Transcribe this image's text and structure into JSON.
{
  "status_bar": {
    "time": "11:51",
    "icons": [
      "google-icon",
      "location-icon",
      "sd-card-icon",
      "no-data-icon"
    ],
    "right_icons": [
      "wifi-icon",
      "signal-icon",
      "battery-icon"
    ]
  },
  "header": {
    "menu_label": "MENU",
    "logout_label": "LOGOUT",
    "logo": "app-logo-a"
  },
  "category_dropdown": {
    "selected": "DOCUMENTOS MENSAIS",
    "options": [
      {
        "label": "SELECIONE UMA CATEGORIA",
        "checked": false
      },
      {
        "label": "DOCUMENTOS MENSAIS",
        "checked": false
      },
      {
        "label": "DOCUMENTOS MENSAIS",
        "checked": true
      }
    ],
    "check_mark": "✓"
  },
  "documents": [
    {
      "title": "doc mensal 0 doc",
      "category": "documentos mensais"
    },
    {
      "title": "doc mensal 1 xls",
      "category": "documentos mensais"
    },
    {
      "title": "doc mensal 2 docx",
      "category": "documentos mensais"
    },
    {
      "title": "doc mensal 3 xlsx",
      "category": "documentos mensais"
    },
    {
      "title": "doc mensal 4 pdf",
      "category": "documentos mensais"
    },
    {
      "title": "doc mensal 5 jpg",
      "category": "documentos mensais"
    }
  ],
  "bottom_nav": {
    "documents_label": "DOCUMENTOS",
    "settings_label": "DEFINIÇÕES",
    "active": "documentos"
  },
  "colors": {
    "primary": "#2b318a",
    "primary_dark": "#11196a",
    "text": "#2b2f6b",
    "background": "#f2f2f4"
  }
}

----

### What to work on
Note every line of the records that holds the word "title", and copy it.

### The answer
      "title": "doc mensal 0 doc",
      "title": "doc mensal 1 xls",
      "title": "doc mensal 2 docx",
      "title": "doc mensal 3 xlsx",
      "title": "doc mensal 4 pdf",
      "title": "doc mensal 5 jpg",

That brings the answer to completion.